“To know, is to know that you know nothing. That is the meaning of true knowledge.” – Socrates


A virago is a pejorative word for a woman of great stature, strength and courage who is also domineering, often violent, and bad-tempered.

The term was derived from the Latin virago meaning ‘warlike women’, from the Latin vir meaning ‘man’. In the Vulgate bible, the term was used by Adam to describe Eve.

Curiously, the Middle English 14th century poem Cursor Mundi retains this Latin name for ‘woman’ in its otherwise Middle English account of the creation:

‘Quen sco was broght be-for adam, Virago he gaf her to nam; þar for hight sco virago, ffor maked of the man was sco.’ – lines 631–634
(When she was brought before Adam, Virago was the name he gave to her; Therefore she is called Virago, For she was made out of the man.)

The meaning of the term virago according to Urban Dictionary is, like all definitions on UD, curious yet amusing, and therefore worthy of attention:

‘A term referring to a woman who is manly in character but not necessarily appearance. A woman who steps out of the domestic role and sometimes oversteps her boundaries as a woman. She never takes shit from a man and always holds her own. She keeps a man from walking all over her and she never, EVER, downplays her importance in order to charm a man.’

Also, according to Urban Dictionary, related terms include: shrew; amazon, after the society of female warriors in Greek mythology; harridan, perhaps a modification of the French haridelle meaning ‘old horse, nag; vixen; fishwife; harpy; and xanthippe, the wife of Socrates, who according to Antisthenes, was “the hardest to get along with of all the women there are”. It is written that she once emptied a chamber pot over Socrates’ head.


When contemplating the property truth, as with knowledge, it turns out to be very difficult to provide an uncontentious analysis. Because of its many different conceptions and dimensions, the full value of truth is surprisingly hard to capture. To that end, below is a list of quotations to help sketch a definition of the property truth.

“No persons are more frequently wrong, than those who will not admit they are wrong.”
– François de La Rochefoucauld

“Men occasionally stumble over the truth, but most of them pick themselves up and hurry off as if nothing ever happened.”
– Winston Churchill
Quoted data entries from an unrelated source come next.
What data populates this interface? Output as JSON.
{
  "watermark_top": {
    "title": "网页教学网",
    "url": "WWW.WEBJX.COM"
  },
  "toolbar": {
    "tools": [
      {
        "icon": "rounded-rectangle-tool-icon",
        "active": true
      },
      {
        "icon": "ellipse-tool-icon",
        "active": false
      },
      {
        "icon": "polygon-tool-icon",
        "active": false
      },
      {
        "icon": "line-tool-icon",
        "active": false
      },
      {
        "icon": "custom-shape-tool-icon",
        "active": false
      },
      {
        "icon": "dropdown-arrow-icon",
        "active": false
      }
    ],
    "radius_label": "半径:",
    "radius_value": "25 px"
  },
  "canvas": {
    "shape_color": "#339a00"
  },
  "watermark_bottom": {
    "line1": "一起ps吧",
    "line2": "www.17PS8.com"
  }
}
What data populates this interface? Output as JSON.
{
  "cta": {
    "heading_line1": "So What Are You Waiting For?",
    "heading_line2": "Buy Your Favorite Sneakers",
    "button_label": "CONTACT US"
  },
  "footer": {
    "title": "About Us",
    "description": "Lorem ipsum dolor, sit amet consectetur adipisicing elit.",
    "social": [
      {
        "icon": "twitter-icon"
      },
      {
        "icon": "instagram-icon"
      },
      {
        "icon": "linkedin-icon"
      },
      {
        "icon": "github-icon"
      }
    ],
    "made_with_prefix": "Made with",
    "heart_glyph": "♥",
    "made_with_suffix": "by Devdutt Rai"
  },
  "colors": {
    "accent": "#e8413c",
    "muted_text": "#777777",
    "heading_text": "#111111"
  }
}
“The truth is rarely pure and never simple.”
– Oscar Wilde

“The truth will set you free, but first it will piss you off.”
– Gloria Steinem

“The unexamined life is not worth living.”
– Socrates
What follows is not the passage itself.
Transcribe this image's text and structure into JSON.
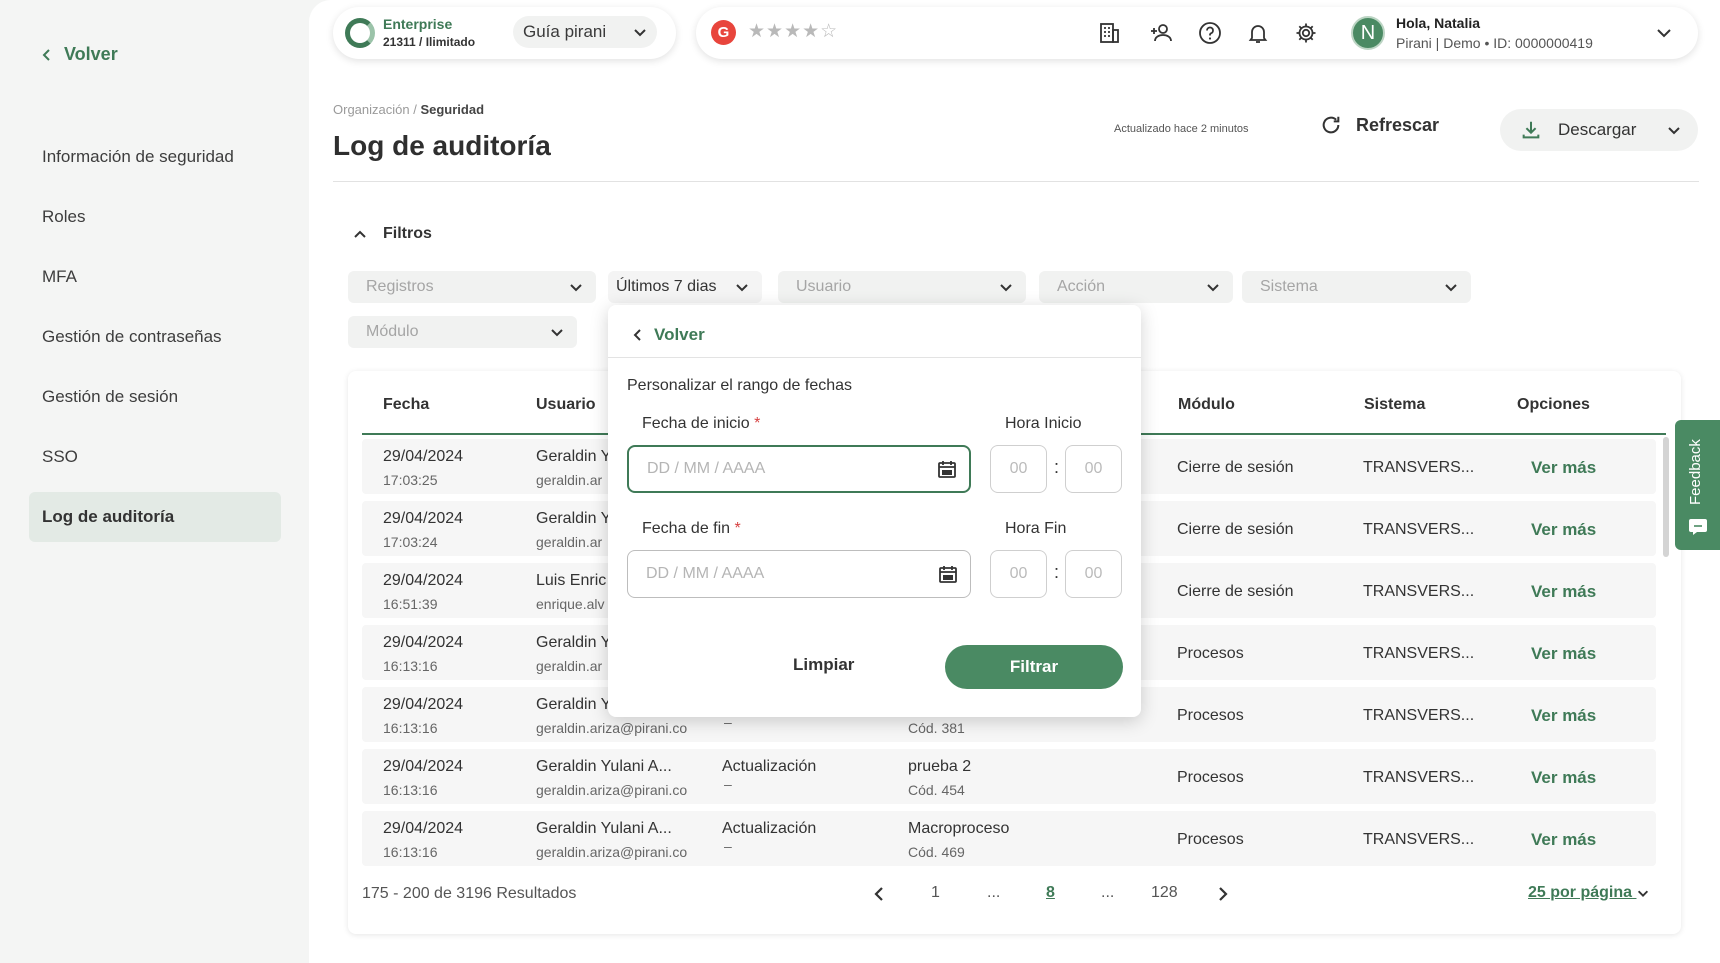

“If you tell the truth, you don’t have to remember anything.”
– Mark Twain

“Facts do not cease to exist because they are ignored.”
– Aldous Huxley

“Art is the lie that enables us to realize the truth.”
– Pablo Picasso
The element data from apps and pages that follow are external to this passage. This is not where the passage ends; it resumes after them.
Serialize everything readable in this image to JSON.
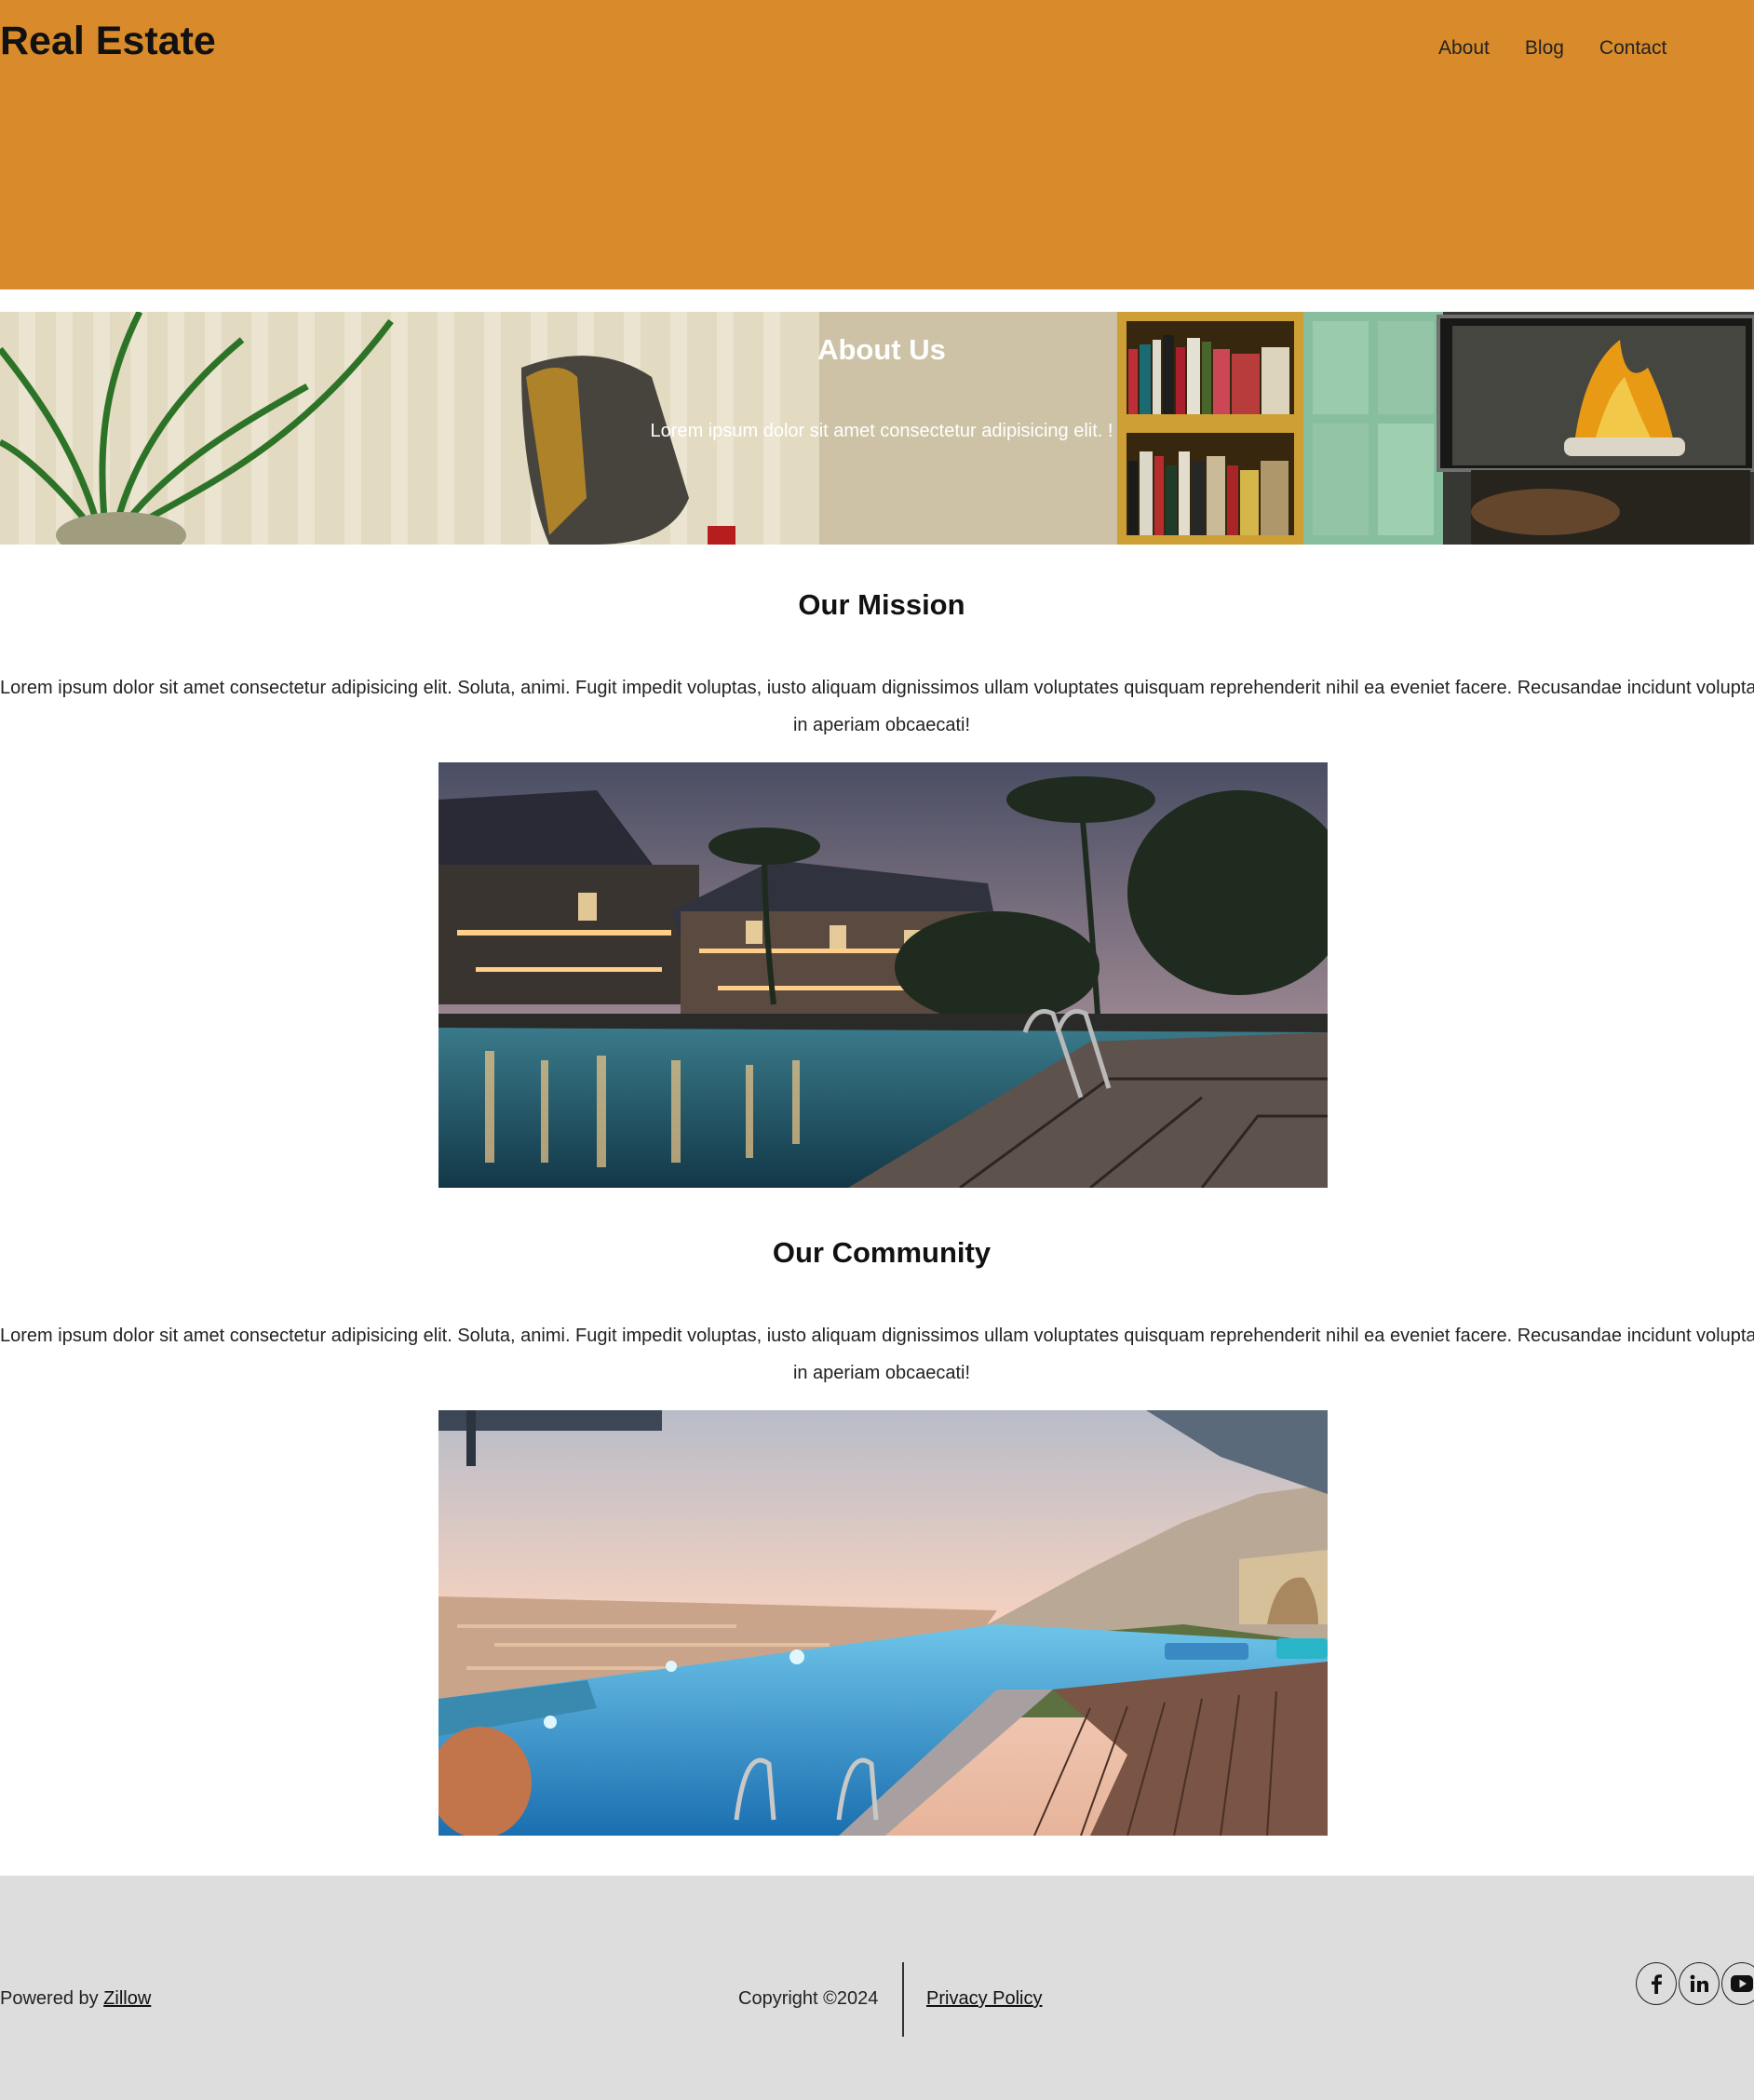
{
  "header": {
    "logo": "Real Estate",
    "nav": [
      "About",
      "Blog",
      "Contact"
    ],
    "background_color": "#d98b2b"
  },
  "hero": {
    "title": "About Us",
    "subtitle": "Lorem ipsum dolor sit amet consectetur adipisicing elit. !"
  },
  "mission": {
    "title": "Our Mission",
    "text_line1": "Lorem ipsum dolor sit amet consectetur adipisicing elit. Soluta, animi. Fugit impedit voluptas, iusto aliquam dignissimos ullam voluptates quisquam reprehenderit nihil ea eveniet facere. Recusandae incidunt voluptatem",
    "text_line2": "in aperiam obcaecati!"
  },
  "community": {
    "title": "Our Community",
    "text_line1": "Lorem ipsum dolor sit amet consectetur adipisicing elit. Soluta, animi. Fugit impedit voluptas, iusto aliquam dignissimos ullam voluptates quisquam reprehenderit nihil ea eveniet facere. Recusandae incidunt voluptatem",
    "text_line2": "in aperiam obcaecati!"
  },
  "footer": {
    "powered_prefix": "Powered by ",
    "powered_link": "Zillow",
    "copyright": "Copyright ©2024",
    "privacy": "Privacy Policy",
    "social_icons": [
      "facebook-icon",
      "linkedin-icon",
      "youtube-icon"
    ],
    "background_color": "#dddddd"
  }
}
“The more I see, the less I know for sure.”
– John Lennon

“Books are mirrors: you only see in them what you already have inside you.”
– Carlos Ruiz Zafón

“There are no facts, only interpretations.”
– Friedrich Nietzsche

See more: Approximations

Naturalistic Fallacy‏

There are two fundamentally different types of statement: statements of fact which describe the way that the world is, and statements of value which describe the way that the world ought to be. The naturalistic fallacy is the alleged fallacy of inferring a statement of the latter kind from a statement of the former kind.

Arguments cannot introduce completely new terms in their conclusions. The argument,

1. All men are mortal,
2. Socrates is a man, therefore
3. Socrates is a philosopher

is clearly invalid; the conclusion obviously doesn’t follow from the premises. This is because the conclusion contains an idea—that of being a philosopher—that isn’t contained in the premises; the premises say nothing about being a philosopher, and so cannot establish a conclusion about being a philosopher.

Arguments that commit the naturalistic fallacy might be flawed in the same way. An argument whose premises merely describe the way that the world is, but whose conclusion describes the way that the world ought to be, arguably also introduce a new term in the conclusion. This is known as a naturalistic fallacy; it remains to be seen whether it will be proven true.

“Democracy is beautiful in theory; in practice it is a fallacy.” – Benito Mussolini